### INFORMATION SHOWN:
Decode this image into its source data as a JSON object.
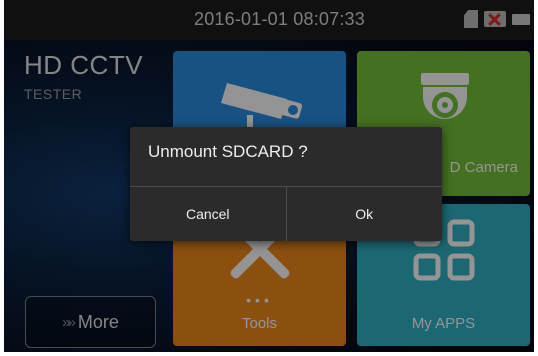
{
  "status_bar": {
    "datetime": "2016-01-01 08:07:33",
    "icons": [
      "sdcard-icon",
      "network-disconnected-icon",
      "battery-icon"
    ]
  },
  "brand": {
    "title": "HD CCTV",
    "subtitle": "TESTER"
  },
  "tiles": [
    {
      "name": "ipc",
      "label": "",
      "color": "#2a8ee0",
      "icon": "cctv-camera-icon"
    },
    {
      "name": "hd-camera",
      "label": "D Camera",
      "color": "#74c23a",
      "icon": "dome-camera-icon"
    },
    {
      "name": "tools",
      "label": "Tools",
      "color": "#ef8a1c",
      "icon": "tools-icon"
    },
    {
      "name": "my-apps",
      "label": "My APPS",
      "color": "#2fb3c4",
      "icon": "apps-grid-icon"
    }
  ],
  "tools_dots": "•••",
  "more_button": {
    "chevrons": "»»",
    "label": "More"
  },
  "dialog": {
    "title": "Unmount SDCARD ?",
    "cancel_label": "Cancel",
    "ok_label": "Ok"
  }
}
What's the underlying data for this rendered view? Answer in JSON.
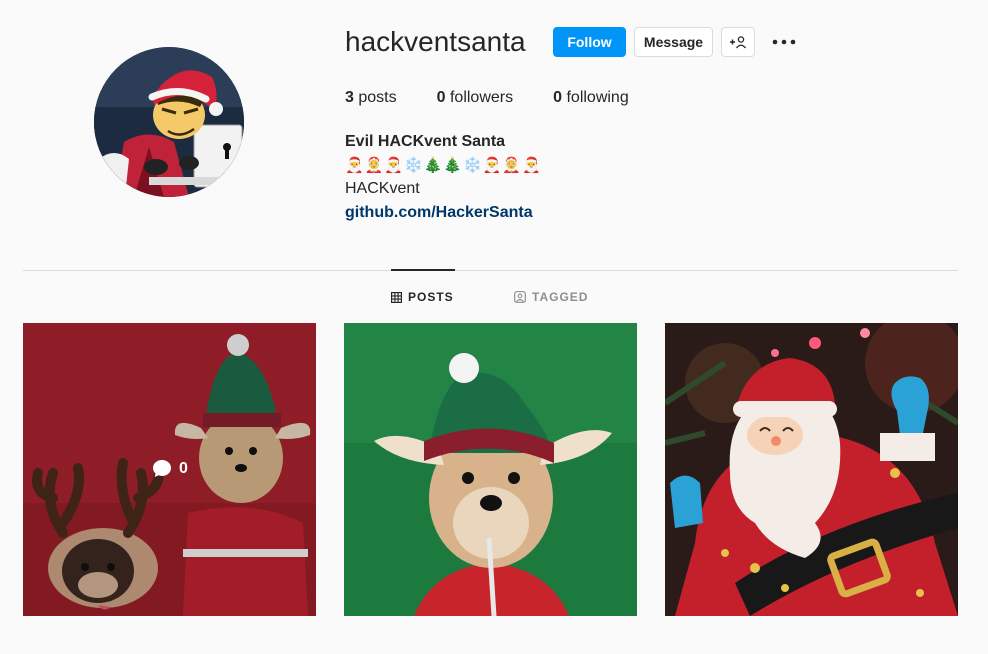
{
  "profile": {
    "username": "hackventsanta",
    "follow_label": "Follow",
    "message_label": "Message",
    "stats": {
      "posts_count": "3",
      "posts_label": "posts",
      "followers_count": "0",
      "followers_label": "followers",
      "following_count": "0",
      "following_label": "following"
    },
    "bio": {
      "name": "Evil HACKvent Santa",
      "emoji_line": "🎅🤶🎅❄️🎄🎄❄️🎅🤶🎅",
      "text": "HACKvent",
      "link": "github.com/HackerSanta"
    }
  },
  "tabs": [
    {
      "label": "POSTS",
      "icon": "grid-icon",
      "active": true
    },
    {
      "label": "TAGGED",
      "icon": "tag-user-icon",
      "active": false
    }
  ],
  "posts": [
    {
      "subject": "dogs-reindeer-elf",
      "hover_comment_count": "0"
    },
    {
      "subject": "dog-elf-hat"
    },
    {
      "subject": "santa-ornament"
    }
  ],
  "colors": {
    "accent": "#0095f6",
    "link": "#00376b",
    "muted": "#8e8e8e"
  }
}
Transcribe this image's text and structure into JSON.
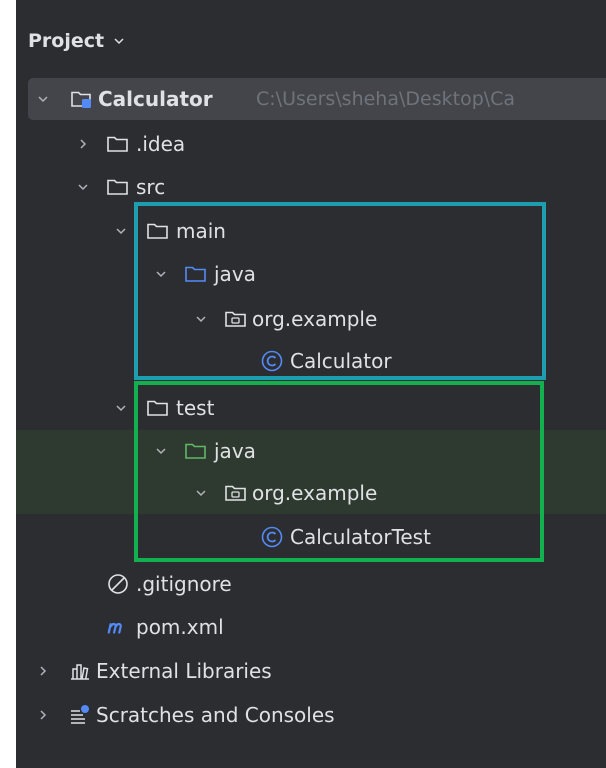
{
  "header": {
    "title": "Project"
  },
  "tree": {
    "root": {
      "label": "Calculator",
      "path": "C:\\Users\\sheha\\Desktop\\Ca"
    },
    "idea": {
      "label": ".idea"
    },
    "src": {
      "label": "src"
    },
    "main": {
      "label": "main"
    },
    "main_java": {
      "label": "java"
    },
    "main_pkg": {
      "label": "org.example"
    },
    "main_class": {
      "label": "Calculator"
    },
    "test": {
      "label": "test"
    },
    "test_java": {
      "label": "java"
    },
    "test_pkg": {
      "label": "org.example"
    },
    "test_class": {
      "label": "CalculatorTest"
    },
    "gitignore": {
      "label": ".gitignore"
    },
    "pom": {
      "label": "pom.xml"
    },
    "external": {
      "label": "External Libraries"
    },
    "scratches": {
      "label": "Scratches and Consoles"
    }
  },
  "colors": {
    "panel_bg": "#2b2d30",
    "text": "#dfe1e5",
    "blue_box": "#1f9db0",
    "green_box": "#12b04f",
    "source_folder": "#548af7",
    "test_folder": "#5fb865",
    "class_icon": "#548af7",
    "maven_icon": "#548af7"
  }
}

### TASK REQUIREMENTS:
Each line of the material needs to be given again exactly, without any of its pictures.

### RESPONSE FOR THIS EXERCISE:
Decode this image into its source data as a JSON object.
{
  "status_bar": {
    "datetime": "2016-01-01 08:07:33",
    "icons": [
      "sdcard-icon",
      "network-disconnected-icon",
      "battery-icon"
    ]
  },
  "brand": {
    "title": "HD CCTV",
    "subtitle": "TESTER"
  },
  "tiles": [
    {
      "name": "ipc",
      "label": "",
      "color": "#2a8ee0",
      "icon": "cctv-camera-icon"
    },
    {
      "name": "hd-camera",
      "label": "D Camera",
      "color": "#74c23a",
      "icon": "dome-camera-icon"
    },
    {
      "name": "tools",
      "label": "Tools",
      "color": "#ef8a1c",
      "icon": "tools-icon"
    },
    {
      "name": "my-apps",
      "label": "My APPS",
      "color": "#2fb3c4",
      "icon": "apps-grid-icon"
    }
  ],
  "tools_dots": "•••",
  "more_button": {
    "chevrons": "»»",
    "label": "More"
  },
  "dialog": {
    "title": "Unmount SDCARD ?",
    "cancel_label": "Cancel",
    "ok_label": "Ok"
  }
}
What's the underlying data for this rendered view? Answer in JSON.
{
  "profile": {
    "username": "hackventsanta",
    "follow_label": "Follow",
    "message_label": "Message",
    "stats": {
      "posts_count": "3",
      "posts_label": "posts",
      "followers_count": "0",
      "followers_label": "followers",
      "following_count": "0",
      "following_label": "following"
    },
    "bio": {
      "name": "Evil HACKvent Santa",
      "emoji_line": "🎅🤶🎅❄️🎄🎄❄️🎅🤶🎅",
      "text": "HACKvent",
      "link": "github.com/HackerSanta"
    }
  },
  "tabs": [
    {
      "label": "POSTS",
      "icon": "grid-icon",
      "active": true
    },
    {
      "label": "TAGGED",
      "icon": "tag-user-icon",
      "active": false
    }
  ],
  "posts": [
    {
      "subject": "dogs-reindeer-elf",
      "hover_comment_count": "0"
    },
    {
      "subject": "dog-elf-hat"
    },
    {
      "subject": "santa-ornament"
    }
  ],
  "colors": {
    "accent": "#0095f6",
    "link": "#00376b",
    "muted": "#8e8e8e"
  }
}
Transcribe this image's text and structure into JSON.
{
  "header": {
    "title": "Project"
  },
  "tree": {
    "root": {
      "label": "Calculator",
      "path": "C:\\Users\\sheha\\Desktop\\Ca"
    },
    "idea": {
      "label": ".idea"
    },
    "src": {
      "label": "src"
    },
    "main": {
      "label": "main"
    },
    "main_java": {
      "label": "java"
    },
    "main_pkg": {
      "label": "org.example"
    },
    "main_class": {
      "label": "Calculator"
    },
    "test": {
      "label": "test"
    },
    "test_java": {
      "label": "java"
    },
    "test_pkg": {
      "label": "org.example"
    },
    "test_class": {
      "label": "CalculatorTest"
    },
    "gitignore": {
      "label": ".gitignore"
    },
    "pom": {
      "label": "pom.xml"
    },
    "external": {
      "label": "External Libraries"
    },
    "scratches": {
      "label": "Scratches and Consoles"
    }
  },
  "colors": {
    "panel_bg": "#2b2d30",
    "text": "#dfe1e5",
    "blue_box": "#1f9db0",
    "green_box": "#12b04f",
    "source_folder": "#548af7",
    "test_folder": "#5fb865",
    "class_icon": "#548af7",
    "maven_icon": "#548af7"
  }
}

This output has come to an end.